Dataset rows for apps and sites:

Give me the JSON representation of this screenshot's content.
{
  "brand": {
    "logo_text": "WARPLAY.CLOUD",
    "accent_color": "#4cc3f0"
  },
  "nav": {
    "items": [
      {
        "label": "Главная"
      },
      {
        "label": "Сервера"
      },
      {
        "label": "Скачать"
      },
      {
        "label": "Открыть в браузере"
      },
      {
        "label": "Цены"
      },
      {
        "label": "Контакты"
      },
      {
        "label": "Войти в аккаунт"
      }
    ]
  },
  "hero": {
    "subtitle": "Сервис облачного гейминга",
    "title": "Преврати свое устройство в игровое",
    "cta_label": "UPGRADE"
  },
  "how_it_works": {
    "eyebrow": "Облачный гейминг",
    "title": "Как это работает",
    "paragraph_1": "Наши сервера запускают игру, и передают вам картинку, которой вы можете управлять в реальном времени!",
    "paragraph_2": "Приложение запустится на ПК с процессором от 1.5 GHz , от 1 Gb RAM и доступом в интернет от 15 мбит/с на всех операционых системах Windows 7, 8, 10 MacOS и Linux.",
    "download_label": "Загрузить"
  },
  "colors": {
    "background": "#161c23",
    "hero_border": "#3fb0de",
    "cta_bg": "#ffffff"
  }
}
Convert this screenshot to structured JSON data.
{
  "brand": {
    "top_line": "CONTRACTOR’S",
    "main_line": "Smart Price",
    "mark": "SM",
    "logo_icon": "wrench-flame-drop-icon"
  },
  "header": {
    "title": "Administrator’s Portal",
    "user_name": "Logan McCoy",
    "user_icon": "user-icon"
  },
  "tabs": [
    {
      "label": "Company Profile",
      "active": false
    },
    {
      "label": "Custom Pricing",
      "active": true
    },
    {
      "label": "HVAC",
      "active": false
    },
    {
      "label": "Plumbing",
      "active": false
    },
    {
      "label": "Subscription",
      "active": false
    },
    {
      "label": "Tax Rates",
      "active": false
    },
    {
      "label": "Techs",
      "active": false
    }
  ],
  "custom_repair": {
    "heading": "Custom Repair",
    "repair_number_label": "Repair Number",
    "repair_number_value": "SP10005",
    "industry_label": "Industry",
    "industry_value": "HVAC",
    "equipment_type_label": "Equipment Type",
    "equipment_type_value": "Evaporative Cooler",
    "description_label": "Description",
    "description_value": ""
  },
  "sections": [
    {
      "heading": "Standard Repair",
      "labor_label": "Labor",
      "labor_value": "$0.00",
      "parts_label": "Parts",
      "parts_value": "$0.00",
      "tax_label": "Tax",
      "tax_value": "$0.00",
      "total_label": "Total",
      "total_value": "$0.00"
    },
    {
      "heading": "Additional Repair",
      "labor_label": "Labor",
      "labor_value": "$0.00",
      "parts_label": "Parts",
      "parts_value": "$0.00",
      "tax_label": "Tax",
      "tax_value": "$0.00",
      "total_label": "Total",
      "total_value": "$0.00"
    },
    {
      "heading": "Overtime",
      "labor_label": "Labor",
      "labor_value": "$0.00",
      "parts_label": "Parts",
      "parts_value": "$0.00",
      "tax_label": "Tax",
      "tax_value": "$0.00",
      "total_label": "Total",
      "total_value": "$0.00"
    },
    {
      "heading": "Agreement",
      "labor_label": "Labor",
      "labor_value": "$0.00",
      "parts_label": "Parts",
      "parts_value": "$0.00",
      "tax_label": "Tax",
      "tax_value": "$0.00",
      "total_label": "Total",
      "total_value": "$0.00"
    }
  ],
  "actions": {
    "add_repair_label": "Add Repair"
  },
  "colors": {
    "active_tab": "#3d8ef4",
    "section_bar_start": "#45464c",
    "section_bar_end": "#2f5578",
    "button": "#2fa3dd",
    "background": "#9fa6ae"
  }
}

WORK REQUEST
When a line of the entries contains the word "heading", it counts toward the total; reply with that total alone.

RESULT
5